Amelia Dresser (268807)

A legal case is brewing in Maryland after a white woman’s 12-year-old Black (adopted) child was denied health care at a medical clinic. According to the, Karen Dresser claims her and her daughter Amelia faced what she called “blatant racism” while trying to get medical attention for her daughter. Multiple employees at Patient First in Waldorf, Md. did not believe that Amelia was her daughter during a Sept. 19 visit, and refused to let the 12-year-old child be seen without proper documentation, according to Dresser, who posted about the experience on Facebook.

Her daughter was injured, and she was in pain from a jammed finger, according to the Facebook post. Dresser took her to Patient First, but they never got the chance to see a doctor. Dresser said when she tried to check in, a “clerk and her supervisor” told her that she needed to produce guardianship papers for Amelia to be treated, even though Dresser said her daughter has been “seen there repeatedly over the past 12 years.” The clerk asked her if she was Amelia’s guardian, not her mother, and Dresser replied she was. Dresser was then asked to produce guardianship papers, but she did not have them with her. She was then told that was required for the child to be seen by a doctor, according to the Facebook post. “At first, I was just numb,” Dresser said, WJLA reported. “I was in disbelief actually.”
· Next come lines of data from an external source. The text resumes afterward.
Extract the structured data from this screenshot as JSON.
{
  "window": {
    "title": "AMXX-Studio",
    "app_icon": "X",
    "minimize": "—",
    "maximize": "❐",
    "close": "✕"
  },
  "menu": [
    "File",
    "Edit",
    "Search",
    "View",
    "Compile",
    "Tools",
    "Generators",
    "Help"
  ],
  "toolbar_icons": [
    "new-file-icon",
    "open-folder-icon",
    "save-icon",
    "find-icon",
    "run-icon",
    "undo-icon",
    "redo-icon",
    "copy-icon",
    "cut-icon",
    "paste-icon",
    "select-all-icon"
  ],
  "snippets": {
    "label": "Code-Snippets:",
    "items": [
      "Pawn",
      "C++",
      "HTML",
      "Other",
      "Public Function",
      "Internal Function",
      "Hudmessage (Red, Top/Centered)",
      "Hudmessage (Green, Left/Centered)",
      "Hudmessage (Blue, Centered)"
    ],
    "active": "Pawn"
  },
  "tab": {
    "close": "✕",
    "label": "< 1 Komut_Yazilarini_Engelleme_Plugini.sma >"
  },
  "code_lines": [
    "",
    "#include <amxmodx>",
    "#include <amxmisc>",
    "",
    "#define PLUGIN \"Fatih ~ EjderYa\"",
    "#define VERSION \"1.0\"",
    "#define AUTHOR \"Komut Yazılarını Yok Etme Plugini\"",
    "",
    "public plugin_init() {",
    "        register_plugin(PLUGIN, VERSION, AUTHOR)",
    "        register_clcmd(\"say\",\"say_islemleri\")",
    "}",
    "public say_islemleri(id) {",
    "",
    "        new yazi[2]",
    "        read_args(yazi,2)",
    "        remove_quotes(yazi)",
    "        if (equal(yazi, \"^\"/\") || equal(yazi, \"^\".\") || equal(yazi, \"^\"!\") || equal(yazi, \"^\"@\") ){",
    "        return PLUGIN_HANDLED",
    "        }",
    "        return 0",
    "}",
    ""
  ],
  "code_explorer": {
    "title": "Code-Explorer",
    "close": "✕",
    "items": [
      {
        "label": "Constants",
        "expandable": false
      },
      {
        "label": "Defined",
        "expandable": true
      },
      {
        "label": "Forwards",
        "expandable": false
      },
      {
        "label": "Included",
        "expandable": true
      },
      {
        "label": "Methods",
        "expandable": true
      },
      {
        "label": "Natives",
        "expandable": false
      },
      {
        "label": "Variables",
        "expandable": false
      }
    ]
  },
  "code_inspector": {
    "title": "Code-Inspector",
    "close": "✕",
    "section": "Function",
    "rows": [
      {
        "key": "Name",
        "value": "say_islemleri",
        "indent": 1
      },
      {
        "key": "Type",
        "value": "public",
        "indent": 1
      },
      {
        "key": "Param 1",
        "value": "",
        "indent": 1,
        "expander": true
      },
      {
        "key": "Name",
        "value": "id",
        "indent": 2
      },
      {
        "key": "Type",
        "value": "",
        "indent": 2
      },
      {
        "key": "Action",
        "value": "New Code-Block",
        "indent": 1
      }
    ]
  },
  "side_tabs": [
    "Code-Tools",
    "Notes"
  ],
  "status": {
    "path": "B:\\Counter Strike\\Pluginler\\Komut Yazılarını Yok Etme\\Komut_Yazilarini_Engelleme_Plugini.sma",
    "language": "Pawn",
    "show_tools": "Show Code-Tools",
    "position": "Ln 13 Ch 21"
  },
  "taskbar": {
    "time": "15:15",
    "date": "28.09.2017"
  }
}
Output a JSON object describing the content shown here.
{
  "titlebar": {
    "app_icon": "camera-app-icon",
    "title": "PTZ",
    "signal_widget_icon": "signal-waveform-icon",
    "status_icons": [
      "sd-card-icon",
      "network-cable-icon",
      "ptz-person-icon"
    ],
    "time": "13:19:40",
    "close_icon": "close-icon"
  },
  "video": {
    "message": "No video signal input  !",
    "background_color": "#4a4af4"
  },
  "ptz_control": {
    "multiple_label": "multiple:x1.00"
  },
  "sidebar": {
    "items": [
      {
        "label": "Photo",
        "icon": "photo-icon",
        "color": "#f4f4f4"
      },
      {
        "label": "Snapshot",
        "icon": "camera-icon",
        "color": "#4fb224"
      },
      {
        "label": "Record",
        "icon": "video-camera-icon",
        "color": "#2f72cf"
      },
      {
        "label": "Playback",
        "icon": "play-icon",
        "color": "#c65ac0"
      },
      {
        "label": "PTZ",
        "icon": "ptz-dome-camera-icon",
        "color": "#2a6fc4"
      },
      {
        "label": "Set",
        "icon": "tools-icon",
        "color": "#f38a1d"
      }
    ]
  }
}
In a statement, Patient First wrote, “During registration, if a minor patient is accompanied by an adult who states that they are the patient’s parent, we take them at their word. If the adult states that they are the child’s guardian, we require documentation to confirm that before patient can be registered,” KRON reported. When the feelings began to register, Dresser said she was still uncertain how to react. “I don’t know if I should be ticked or cry,” Dresser posted on Facebook. Feeling that she might have been the victim of discrimination, Dresser reached out in another Facebook post to see if anyone else had similar experiences at that urgent care facility.

The overwhelming majority had not, which fueled a fire in the mother, who said her daughter witnessed the encounter and was never asked to show an insurance card — which Dresser reported had matching surnames. After airing her grievances on social media, Dresser emailed Patient First’s corporate parent. In the e-mailed letter Dresser shared on Facebook, she wrote “my daughter and I were treated with what can only be blatant racism. The two clerks that were working with us told me that because I did not carry guardianship papers they would not allow my daughter to be seen by a doctor. If I had a white daughter, would they expect me to carry a birth certificate on my person? No, they would not have discriminated against us.” She continued, “The people at your facility made an assumption about my family that was most certainly based on race. At a minimum, your employees need to have immediate and intense sensitivity training.” The corporate office apologized after receiving the message from Dresser, who said “I think people out there need to understand that families come in all shapes and sizes and that it’s important to respect all families,” WJLA reported.